(Website and app data records)
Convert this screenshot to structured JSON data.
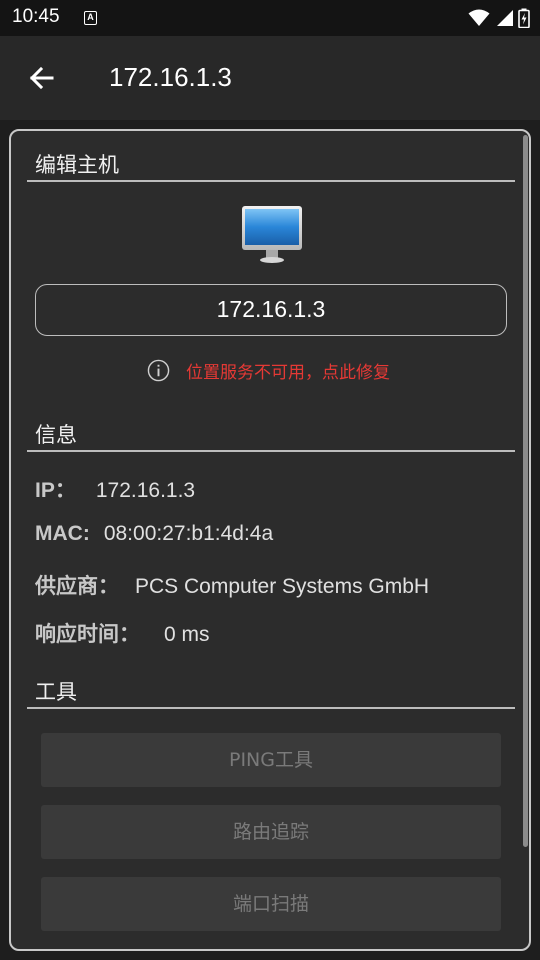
{
  "status_bar": {
    "time": "10:45",
    "notification_letter": "A",
    "icons": [
      "wifi-icon",
      "signal-icon",
      "battery-icon"
    ]
  },
  "toolbar": {
    "back_icon": "arrow-left-icon",
    "title": "172.16.1.3"
  },
  "edit_host": {
    "section_title": "编辑主机",
    "device_icon": "monitor-icon",
    "host_value": "172.16.1.3",
    "warning_icon": "info-icon",
    "warning_text": "位置服务不可用，点此修复"
  },
  "info": {
    "section_title": "信息",
    "ip_label": "IP：",
    "ip_value": "172.16.1.3",
    "mac_label": "MAC:",
    "mac_value": "08:00:27:b1:4d:4a",
    "vendor_label": "供应商：",
    "vendor_value": "PCS Computer Systems GmbH",
    "response_label": "响应时间：",
    "response_value": "0 ms"
  },
  "tools": {
    "section_title": "工具",
    "buttons": [
      "PING工具",
      "路由追踪",
      "端口扫描"
    ]
  },
  "colors": {
    "warning": "#e53935",
    "background": "#1e1e1e",
    "card": "#2c2c2c"
  }
}
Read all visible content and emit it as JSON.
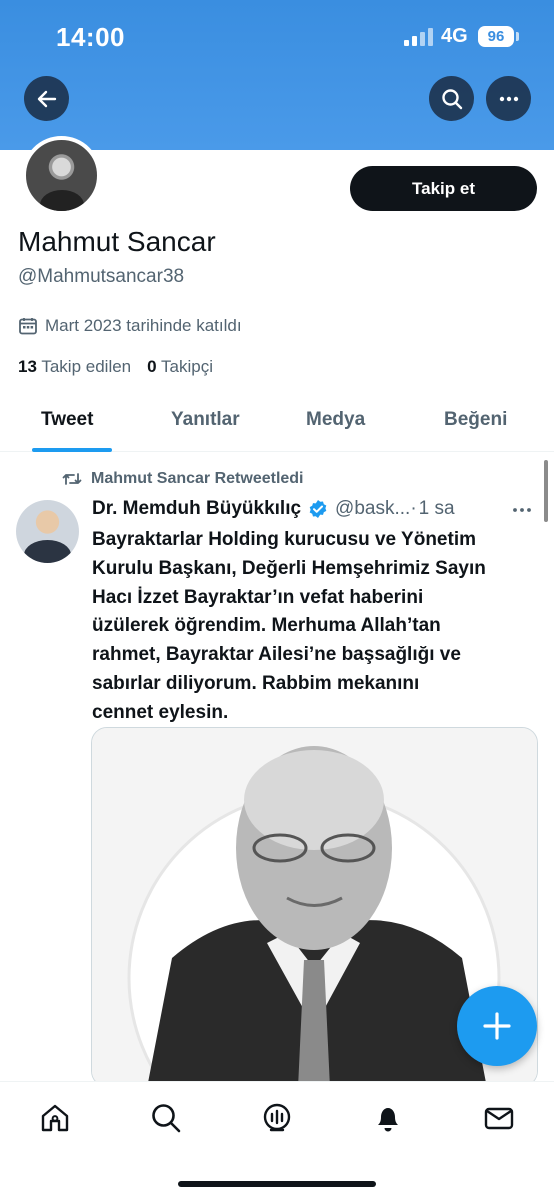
{
  "status_bar": {
    "time": "14:00",
    "network": "4G",
    "battery": "96"
  },
  "profile": {
    "display_name": "Mahmut Sancar",
    "handle": "@Mahmutsancar38",
    "joined": "Mart 2023 tarihinde katıldı",
    "following_count": "13",
    "following_label": "Takip edilen",
    "followers_count": "0",
    "followers_label": "Takipçi",
    "follow_button": "Takip et"
  },
  "tabs": [
    {
      "label": "Tweet",
      "active": true
    },
    {
      "label": "Yanıtlar",
      "active": false
    },
    {
      "label": "Medya",
      "active": false
    },
    {
      "label": "Beğeni",
      "active": false
    }
  ],
  "tweet": {
    "retweeted_by": "Mahmut Sancar Retweetledi",
    "author": "Dr. Memduh Büyükkılıç",
    "handle": "@bask...",
    "separator": "·",
    "time": "1 sa",
    "lines": [
      "Bayraktarlar Holding kurucusu ve Yönetim",
      "Kurulu Başkanı, Değerli Hemşehrimiz Sayın",
      "Hacı İzzet Bayraktar’ın vefat haberini",
      "üzülerek öğrendim. Merhuma Allah’tan",
      "rahmet, Bayraktar Ailesi’ne başsağlığı ve",
      "sabırlar diliyorum. Rabbim mekanını",
      "cennet eylesin."
    ]
  },
  "colors": {
    "accent": "#1d9bf0",
    "banner": "#3a8ee0",
    "text": "#0f1419",
    "muted": "#536471"
  },
  "icons": [
    "back-arrow-icon",
    "search-icon",
    "more-icon",
    "calendar-icon",
    "retweet-icon",
    "verified-badge-icon",
    "plus-icon",
    "home-icon",
    "explore-icon",
    "spaces-icon",
    "bell-icon",
    "mail-icon"
  ]
}
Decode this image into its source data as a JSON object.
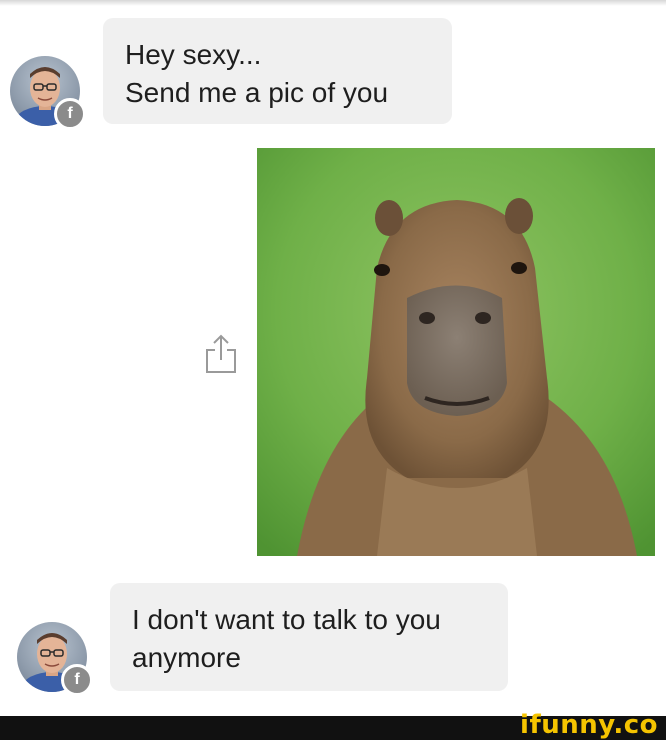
{
  "messages": [
    {
      "sender": "contact",
      "lines": [
        "Hey sexy...",
        "Send me a pic of you"
      ]
    },
    {
      "sender": "contact",
      "lines": [
        "I don't want to talk to you",
        "anymore"
      ]
    }
  ],
  "badge": {
    "glyph": "f",
    "icon": "facebook-badge-icon"
  },
  "attachment": {
    "type": "photo",
    "subject": "capybara",
    "share_icon": "share-icon"
  },
  "watermark": {
    "text": "ifunny.co"
  },
  "colors": {
    "bubble": "#f0f0f0",
    "text": "#1e1e1e",
    "badge": "#8b8b8b",
    "watermark": "#f5c400",
    "bar": "#111111"
  }
}
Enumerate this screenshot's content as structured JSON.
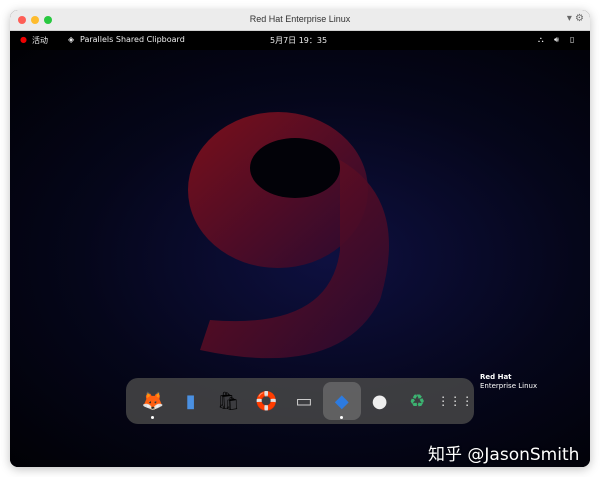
{
  "window": {
    "title": "Red Hat Enterprise Linux"
  },
  "topbar": {
    "activities": "活动",
    "app_menu": "Parallels Shared Clipboard",
    "clock": "5月7日 19：35"
  },
  "dock": {
    "apps": [
      "Firefox",
      "Files",
      "Software",
      "Help",
      "Terminal",
      "Parallels Tools",
      "Disc",
      "Trash",
      "Show Applications"
    ]
  },
  "branding": {
    "line1": "Red Hat",
    "line2": "Enterprise Linux"
  },
  "watermark": "知乎 @JasonSmith",
  "colors": {
    "accent": "#ee0000"
  }
}
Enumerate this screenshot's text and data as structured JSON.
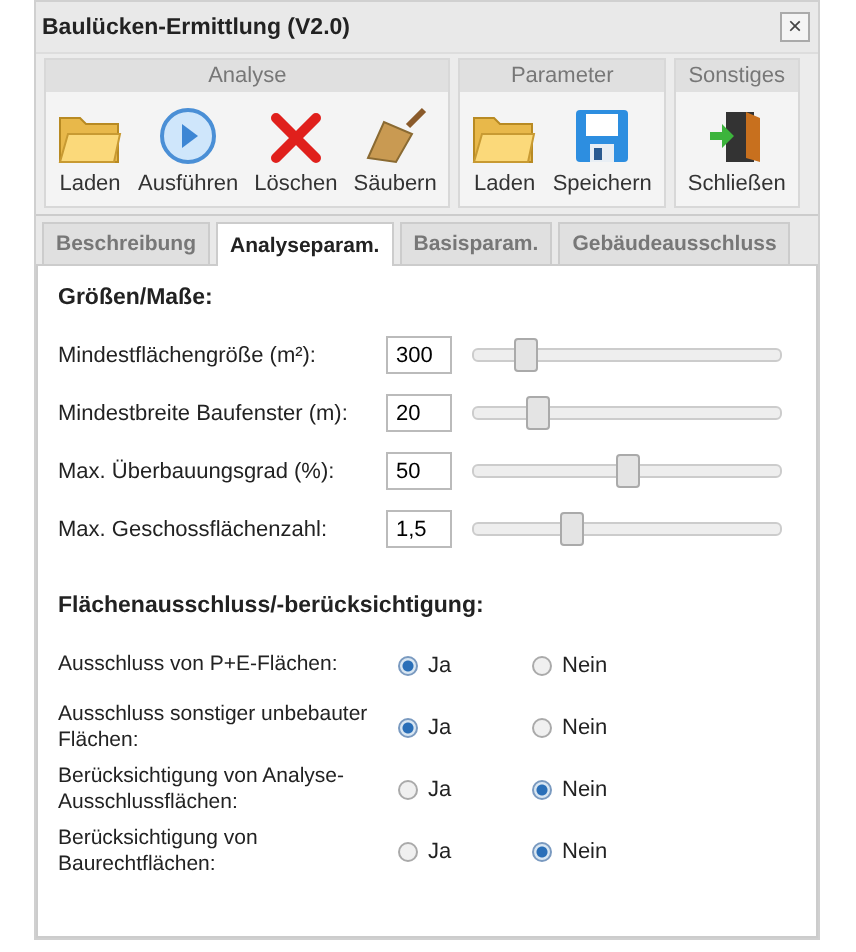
{
  "window": {
    "title": "Baulücken-Ermittlung (V2.0)",
    "close": "×"
  },
  "toolbar": [
    {
      "title": "Analyse",
      "buttons": [
        {
          "label": "Laden",
          "kind": "folder"
        },
        {
          "label": "Ausführen",
          "kind": "play"
        },
        {
          "label": "Löschen",
          "kind": "delete"
        },
        {
          "label": "Säubern",
          "kind": "broom"
        }
      ]
    },
    {
      "title": "Parameter",
      "buttons": [
        {
          "label": "Laden",
          "kind": "folder"
        },
        {
          "label": "Speichern",
          "kind": "save"
        }
      ]
    },
    {
      "title": "Sonstiges",
      "buttons": [
        {
          "label": "Schließen",
          "kind": "exit"
        }
      ]
    }
  ],
  "tabs": [
    {
      "label": "Beschreibung",
      "selected": false
    },
    {
      "label": "Analyseparam.",
      "selected": true
    },
    {
      "label": "Basisparam.",
      "selected": false
    },
    {
      "label": "Gebäudeausschluss",
      "selected": false
    }
  ],
  "sizes": {
    "heading": "Größen/Maße:",
    "rows": [
      {
        "label": "Mindestflächengröße (m²):",
        "value": "300",
        "level": 0.17
      },
      {
        "label": "Mindestbreite Baufenster (m):",
        "value": "20",
        "level": 0.21
      },
      {
        "label": "Max. Überbauungsgrad (%):",
        "value": "50",
        "level": 0.5
      },
      {
        "label": "Max. Geschossflächenzahl:",
        "value": "1,5",
        "level": 0.32
      }
    ]
  },
  "exclusion": {
    "heading": "Flächenausschluss/-berücksichtigung:",
    "rows": [
      {
        "label": "Ausschluss von P+E-Flächen:",
        "options": [
          {
            "label": "Ja",
            "selected": true
          },
          {
            "label": "Nein",
            "selected": false
          }
        ]
      },
      {
        "label": "Ausschluss sonstiger unbebauter Flächen:",
        "options": [
          {
            "label": "Ja",
            "selected": true
          },
          {
            "label": "Nein",
            "selected": false
          }
        ]
      },
      {
        "label": "Berücksichtigung von Analyse-Ausschlussflächen:",
        "options": [
          {
            "label": "Ja",
            "selected": false
          },
          {
            "label": "Nein",
            "selected": true
          }
        ]
      },
      {
        "label": "Berücksichtigung von Baurechtflächen:",
        "options": [
          {
            "label": "Ja",
            "selected": false
          },
          {
            "label": "Nein",
            "selected": true
          }
        ]
      }
    ]
  }
}
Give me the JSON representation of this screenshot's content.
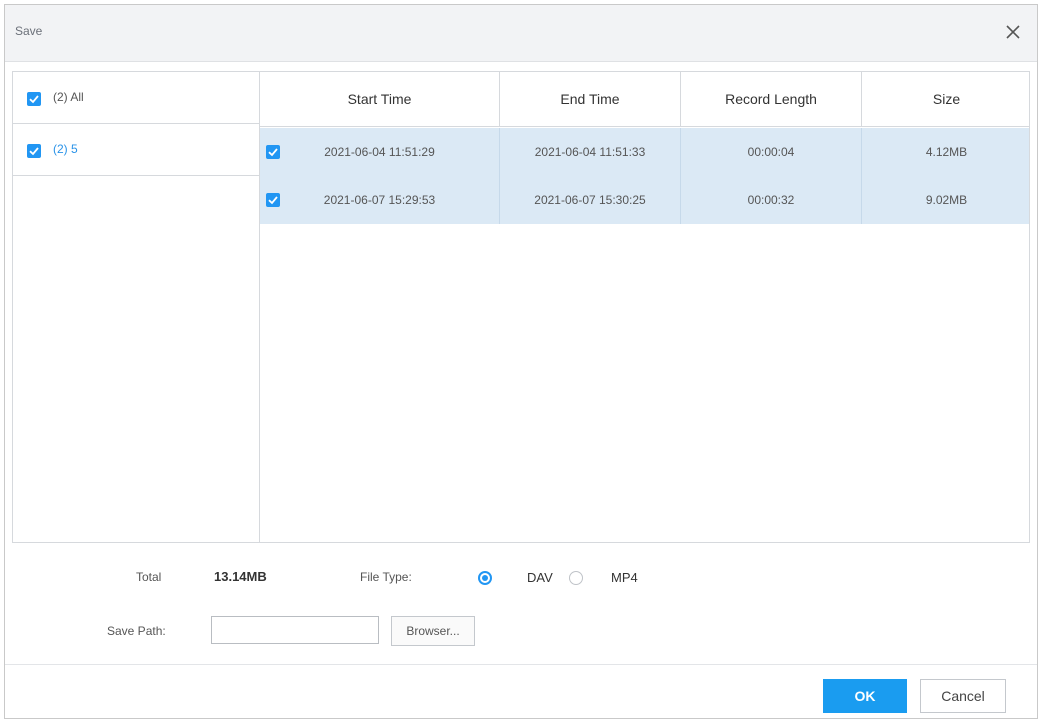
{
  "dialog": {
    "title": "Save",
    "close_icon": "close-icon"
  },
  "tree": {
    "items": [
      {
        "label": "(2) All",
        "checked": true
      },
      {
        "label": "(2) 5",
        "checked": true
      }
    ]
  },
  "table": {
    "columns": [
      "Start Time",
      "End Time",
      "Record Length",
      "Size"
    ],
    "rows": [
      {
        "checked": true,
        "start": "2021-06-04 11:51:29",
        "end": "2021-06-04 11:51:33",
        "length": "00:00:04",
        "size": "4.12MB"
      },
      {
        "checked": true,
        "start": "2021-06-07 15:29:53",
        "end": "2021-06-07 15:30:25",
        "length": "00:00:32",
        "size": "9.02MB"
      }
    ]
  },
  "form": {
    "total_label": "Total",
    "total_value": "13.14MB",
    "file_type_label": "File Type:",
    "file_types": [
      {
        "label": "DAV",
        "selected": true
      },
      {
        "label": "MP4",
        "selected": false
      }
    ],
    "save_path_label": "Save Path:",
    "save_path_value": "",
    "browse_label": "Browser..."
  },
  "buttons": {
    "ok": "OK",
    "cancel": "Cancel"
  },
  "colors": {
    "accent": "#1a9cf0",
    "selected_row": "#dbe9f5",
    "checkbox": "#2196f3",
    "tree_link": "#2a93e8"
  }
}
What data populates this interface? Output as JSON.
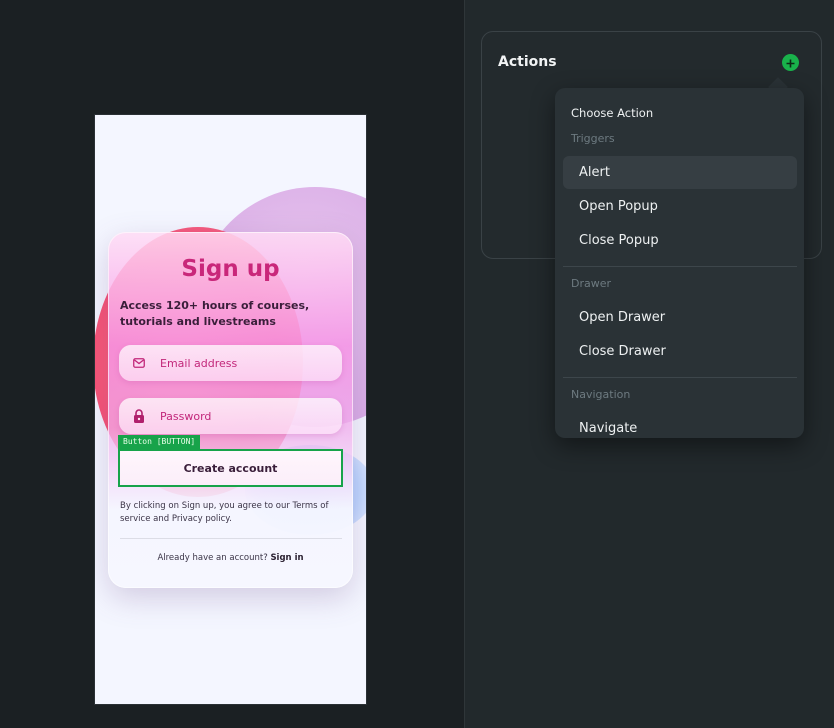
{
  "signup": {
    "title": "Sign up",
    "subtitle": "Access 120+ hours of courses, tutorials and livestreams",
    "email_placeholder": "Email address",
    "password_placeholder": "Password",
    "selection_tag": "Button [BUTTON]",
    "create_label": "Create account",
    "legal": "By clicking on Sign up, you agree to our Terms of service and Privacy policy.",
    "footer_prefix": "Already have an account?",
    "signin_label": "Sign in"
  },
  "actions_panel": {
    "title": "Actions",
    "dropdown": {
      "header": "Choose Action",
      "groups": [
        {
          "label": "Triggers",
          "items": [
            "Alert",
            "Open Popup",
            "Close Popup"
          ]
        },
        {
          "label": "Drawer",
          "items": [
            "Open Drawer",
            "Close Drawer"
          ]
        },
        {
          "label": "Navigation",
          "items": [
            "Navigate"
          ]
        }
      ],
      "active_item": "Alert"
    }
  },
  "colors": {
    "selection": "#17a34a",
    "accent_pink": "#c9277a",
    "add_button": "#19b24b"
  },
  "icons": {
    "email": "mail-icon",
    "password": "lock-icon",
    "add": "plus-icon"
  }
}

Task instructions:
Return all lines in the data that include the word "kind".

Output of the task:
          "kind": "folder"
          "kind": "play"
          "kind": "delete"
          "kind": "broom"
          "kind": "folder"
          "kind": "save"
          "kind": "exit"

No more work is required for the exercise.